For nearly a decade, Inquirer readers have readily identified a bevy of neighbors they viewed as representing the best qualities of citizenship. With the selection of The Inquirer's Citizen of the Year coming Sunday - marking the 10th such honor - this year's list of nominees demonstrates the familiar compassion, breadth of interests, and enthusiasm for making the Philadelphia region a better place.
The nominees' causes include helping the hungry, jobless, and homeless; stemming violence; promoting equality; improving health care; and increasing international understanding. These citizens have reached out to the powerless and spoken truth to power.
Nancy J. Gilboy, the president and chief executive of Philadelphia's International Visitors Council, was nominated for her lifelong devotion to "making Philadelphia a more attractive, interesting, and international city." Gilboy's leadership, following a career with the city's Convention and Visitors Bureau, is credited with enhancing Philadelphia's Sister Cities program and much more.
The efforts of another nominee are focused closer to home and on the importance of a home. The Endow-A-Home program run by Cynthia Brooks, which has been around for a quarter-century, has been hailed for its work helping formerly homeless women complete their education, escape domestic violence, and make a fresh start.
Also widely praised was the Rev. Robin M. Hynicka, pastor of Arch Street United Methodist Church. Hynicka "has used his pulpit to advocate for fairness and justice in social issues and the life of the city," according to one nomination. He has assumed a leadership role in local efforts to promote marriage equality, organizing several dozen clergy to celebrate a recent same-sex wedding at his Center City church. He has advocated for better pay for airport porters. And he has fought the spread of illegal guns and casino gambling.
Mariana Chilton was nominated for her leadership of the Center for Hunger-Free Communities at Drexel University's School of Public Health. In that role, according to one nomination, the associate professor's "dedication and commitment to end hunger is an inspiration." Recently, Chilton has been a vocal critic of cuts to federal food assistance. Her passionate advocacy was evident in one of her recent comments on the subject: "Families don't go hungry in a vacuum. Families make terrible tradeoffs - between paying for heat or paying to eat."
No doubt 11-year-old Sarah Murnaghan would prefer to have forgone her nomination and never faced a desperate need for the double lung transplant she received last year at Children's Hospital of Philadelphia. But because Sarah's struggle triggered a needed national debate about organ waiting lists and transplant policies, she was recognized as helping to make "a notable change in medicine, science, and law for children in need of organ transplants."
Four teachers at Mercy Vocational High School, meanwhile, were cited for "preparing disadvantaged children with life skills and job readiness." That honor roll comprises Martin Corcoran, Loretta Corcoran, Teresa Przybylski, and Mary Ruskey.

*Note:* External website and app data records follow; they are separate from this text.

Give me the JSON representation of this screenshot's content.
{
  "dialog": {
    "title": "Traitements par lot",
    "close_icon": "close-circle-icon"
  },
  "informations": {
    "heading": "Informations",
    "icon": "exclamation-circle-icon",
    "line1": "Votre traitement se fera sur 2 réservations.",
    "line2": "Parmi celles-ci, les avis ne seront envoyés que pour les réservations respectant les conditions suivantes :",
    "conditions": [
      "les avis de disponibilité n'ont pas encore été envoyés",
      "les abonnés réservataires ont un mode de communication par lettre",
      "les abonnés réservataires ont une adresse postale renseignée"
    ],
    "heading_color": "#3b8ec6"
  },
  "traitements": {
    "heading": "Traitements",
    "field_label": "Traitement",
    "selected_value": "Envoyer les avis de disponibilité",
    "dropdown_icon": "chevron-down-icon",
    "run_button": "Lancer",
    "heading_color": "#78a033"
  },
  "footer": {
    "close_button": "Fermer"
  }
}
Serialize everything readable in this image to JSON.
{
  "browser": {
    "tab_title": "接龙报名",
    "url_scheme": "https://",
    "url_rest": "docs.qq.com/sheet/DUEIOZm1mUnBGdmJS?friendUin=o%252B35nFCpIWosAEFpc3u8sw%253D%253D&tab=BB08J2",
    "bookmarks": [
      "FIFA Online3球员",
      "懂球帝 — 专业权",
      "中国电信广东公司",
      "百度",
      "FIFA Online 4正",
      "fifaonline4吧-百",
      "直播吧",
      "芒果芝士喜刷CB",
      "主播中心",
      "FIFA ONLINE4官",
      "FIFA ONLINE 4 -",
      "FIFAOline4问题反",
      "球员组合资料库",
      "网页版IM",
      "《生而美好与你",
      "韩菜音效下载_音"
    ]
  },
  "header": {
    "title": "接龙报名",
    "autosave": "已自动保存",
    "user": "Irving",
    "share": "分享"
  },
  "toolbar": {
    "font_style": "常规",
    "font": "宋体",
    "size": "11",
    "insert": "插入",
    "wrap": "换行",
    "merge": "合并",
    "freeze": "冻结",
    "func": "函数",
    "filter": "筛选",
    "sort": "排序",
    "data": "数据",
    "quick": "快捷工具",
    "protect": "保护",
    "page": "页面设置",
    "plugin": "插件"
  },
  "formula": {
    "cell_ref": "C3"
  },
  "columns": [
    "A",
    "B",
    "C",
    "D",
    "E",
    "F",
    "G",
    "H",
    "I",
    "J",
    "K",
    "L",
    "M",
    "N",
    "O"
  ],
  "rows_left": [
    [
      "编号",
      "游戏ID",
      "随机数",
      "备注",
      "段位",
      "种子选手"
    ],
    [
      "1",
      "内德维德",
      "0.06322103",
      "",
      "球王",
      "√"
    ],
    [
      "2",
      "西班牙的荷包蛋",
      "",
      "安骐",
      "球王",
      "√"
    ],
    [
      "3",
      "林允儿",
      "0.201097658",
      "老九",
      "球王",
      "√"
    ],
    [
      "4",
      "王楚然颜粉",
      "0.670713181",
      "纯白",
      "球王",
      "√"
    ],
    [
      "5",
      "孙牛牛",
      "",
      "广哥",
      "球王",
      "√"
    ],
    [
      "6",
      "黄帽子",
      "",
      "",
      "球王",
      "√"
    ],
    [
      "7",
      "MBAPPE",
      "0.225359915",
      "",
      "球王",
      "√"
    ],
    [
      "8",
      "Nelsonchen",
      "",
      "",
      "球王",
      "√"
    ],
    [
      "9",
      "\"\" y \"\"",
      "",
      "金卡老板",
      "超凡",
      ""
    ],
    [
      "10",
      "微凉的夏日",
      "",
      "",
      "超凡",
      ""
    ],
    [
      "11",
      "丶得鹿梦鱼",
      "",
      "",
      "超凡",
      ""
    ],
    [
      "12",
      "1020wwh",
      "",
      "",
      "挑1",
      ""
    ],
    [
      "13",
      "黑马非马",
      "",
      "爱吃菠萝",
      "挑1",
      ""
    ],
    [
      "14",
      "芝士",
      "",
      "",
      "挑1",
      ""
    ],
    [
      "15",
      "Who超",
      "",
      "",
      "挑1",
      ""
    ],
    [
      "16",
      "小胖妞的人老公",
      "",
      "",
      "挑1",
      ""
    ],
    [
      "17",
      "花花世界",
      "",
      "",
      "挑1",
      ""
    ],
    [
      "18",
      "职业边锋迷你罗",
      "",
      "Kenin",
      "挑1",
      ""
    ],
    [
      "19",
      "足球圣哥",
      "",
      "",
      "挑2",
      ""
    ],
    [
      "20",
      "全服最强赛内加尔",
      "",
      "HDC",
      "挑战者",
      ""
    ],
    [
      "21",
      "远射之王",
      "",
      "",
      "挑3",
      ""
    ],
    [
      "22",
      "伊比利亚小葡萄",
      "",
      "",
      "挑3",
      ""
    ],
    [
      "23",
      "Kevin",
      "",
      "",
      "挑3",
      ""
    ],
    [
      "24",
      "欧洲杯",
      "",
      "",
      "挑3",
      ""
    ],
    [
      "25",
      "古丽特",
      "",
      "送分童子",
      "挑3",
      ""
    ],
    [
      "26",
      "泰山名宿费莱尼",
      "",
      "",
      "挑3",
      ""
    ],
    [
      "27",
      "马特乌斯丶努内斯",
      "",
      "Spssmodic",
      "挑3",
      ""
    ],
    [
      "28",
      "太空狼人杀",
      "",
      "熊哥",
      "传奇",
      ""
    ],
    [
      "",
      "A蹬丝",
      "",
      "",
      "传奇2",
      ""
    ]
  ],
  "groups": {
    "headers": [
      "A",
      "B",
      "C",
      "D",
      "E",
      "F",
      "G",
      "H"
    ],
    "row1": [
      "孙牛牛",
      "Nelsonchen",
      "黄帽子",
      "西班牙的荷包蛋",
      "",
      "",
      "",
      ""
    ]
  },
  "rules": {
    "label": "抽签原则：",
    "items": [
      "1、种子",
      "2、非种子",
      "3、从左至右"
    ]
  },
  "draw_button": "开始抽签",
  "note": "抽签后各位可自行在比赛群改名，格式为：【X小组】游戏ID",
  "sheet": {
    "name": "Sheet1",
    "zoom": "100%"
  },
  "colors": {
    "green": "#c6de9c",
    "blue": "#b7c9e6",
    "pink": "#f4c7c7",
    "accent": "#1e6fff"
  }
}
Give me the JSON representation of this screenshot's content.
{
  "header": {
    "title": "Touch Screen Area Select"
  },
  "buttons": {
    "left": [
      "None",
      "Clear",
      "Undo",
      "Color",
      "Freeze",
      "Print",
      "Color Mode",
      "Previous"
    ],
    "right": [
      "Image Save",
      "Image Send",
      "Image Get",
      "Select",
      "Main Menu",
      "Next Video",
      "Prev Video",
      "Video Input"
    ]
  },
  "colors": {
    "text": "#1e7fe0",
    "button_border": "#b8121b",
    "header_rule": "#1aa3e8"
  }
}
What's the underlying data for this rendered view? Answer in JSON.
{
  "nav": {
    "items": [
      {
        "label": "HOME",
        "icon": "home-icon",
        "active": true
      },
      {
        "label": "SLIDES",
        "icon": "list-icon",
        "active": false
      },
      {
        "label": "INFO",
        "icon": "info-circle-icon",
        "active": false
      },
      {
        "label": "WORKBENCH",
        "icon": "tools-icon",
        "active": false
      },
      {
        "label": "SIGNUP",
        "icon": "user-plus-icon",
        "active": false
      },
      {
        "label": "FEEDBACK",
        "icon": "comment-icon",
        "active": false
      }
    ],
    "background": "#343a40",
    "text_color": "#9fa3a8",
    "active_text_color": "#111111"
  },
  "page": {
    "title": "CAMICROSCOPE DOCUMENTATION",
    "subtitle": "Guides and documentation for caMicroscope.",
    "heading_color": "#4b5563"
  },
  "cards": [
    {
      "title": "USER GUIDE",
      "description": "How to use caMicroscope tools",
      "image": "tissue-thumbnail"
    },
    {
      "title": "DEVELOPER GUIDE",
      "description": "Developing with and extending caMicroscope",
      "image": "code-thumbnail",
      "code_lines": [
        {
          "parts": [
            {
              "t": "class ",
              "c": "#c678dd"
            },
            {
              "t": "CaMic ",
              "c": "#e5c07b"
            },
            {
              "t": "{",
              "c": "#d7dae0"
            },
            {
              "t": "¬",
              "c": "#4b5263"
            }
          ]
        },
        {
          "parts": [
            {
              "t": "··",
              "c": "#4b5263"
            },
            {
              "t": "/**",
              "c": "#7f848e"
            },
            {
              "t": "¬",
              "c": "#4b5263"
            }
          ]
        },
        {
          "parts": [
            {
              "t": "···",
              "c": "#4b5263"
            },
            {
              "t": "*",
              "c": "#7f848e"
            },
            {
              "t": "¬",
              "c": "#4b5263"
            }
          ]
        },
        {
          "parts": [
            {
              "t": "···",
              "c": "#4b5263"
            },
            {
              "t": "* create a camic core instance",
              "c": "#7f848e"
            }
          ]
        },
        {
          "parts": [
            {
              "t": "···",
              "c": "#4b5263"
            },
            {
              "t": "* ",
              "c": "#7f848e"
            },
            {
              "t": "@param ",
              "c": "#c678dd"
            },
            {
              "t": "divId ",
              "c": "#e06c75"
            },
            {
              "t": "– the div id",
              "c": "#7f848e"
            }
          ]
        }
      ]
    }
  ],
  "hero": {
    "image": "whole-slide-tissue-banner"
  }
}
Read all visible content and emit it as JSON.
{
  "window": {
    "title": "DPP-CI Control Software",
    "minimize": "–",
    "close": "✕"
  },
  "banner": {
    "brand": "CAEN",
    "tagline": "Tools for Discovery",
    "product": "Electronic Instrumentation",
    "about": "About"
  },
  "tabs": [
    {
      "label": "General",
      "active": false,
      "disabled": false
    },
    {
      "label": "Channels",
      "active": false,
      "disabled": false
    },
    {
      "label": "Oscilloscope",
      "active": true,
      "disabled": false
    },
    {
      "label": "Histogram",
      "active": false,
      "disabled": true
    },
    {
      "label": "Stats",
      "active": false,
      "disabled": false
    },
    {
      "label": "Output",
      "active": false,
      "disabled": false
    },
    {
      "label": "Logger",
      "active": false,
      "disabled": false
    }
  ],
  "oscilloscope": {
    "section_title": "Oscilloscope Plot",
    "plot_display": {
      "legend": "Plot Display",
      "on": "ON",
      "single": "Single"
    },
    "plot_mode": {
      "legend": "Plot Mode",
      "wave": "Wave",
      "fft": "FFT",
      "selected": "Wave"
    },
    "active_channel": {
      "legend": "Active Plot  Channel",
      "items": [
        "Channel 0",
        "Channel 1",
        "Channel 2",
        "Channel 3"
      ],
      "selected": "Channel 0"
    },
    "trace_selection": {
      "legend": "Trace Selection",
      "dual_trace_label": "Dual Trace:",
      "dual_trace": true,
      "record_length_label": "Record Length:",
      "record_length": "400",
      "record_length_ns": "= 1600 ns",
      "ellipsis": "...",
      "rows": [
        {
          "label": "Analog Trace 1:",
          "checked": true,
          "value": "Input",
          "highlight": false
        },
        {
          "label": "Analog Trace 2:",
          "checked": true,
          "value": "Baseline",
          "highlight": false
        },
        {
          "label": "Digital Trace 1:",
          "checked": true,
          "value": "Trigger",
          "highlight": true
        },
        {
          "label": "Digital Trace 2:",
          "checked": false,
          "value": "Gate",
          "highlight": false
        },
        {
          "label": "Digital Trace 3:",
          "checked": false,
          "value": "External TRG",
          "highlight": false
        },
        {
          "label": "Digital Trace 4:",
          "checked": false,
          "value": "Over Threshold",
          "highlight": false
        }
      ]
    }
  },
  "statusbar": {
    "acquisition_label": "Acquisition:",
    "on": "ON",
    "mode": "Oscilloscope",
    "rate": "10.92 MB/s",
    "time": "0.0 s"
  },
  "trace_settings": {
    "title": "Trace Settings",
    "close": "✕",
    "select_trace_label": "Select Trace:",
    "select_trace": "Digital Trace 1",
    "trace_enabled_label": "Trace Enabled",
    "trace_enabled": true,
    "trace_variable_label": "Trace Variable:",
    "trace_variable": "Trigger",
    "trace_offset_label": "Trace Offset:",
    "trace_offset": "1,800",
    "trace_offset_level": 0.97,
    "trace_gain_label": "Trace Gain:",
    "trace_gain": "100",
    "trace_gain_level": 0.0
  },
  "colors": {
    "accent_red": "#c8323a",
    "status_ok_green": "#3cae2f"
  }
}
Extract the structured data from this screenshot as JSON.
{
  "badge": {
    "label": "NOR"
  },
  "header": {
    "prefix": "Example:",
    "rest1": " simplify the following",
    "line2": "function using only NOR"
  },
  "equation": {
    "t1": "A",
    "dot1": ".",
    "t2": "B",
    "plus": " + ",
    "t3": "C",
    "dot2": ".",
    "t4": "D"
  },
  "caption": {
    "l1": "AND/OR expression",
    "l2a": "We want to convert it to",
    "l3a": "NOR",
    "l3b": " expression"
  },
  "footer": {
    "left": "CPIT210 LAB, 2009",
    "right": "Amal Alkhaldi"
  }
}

Finally, for his work at the nonprofit organization Books Through Bars, Tim Dunn was singled out for offering "a ray of hope to the least among us" - the incarcerated people who receive the books that Dunn's West Philadelphia group ships out to prisons around the region each month. Relying on volunteers and donations - and even collecting tomes by bicycle, according to a nomination - Dunn is seen as "a humble servant to all Philadelphians." That's as fine a credo as can be articulated for any contender for Citizen of the Year.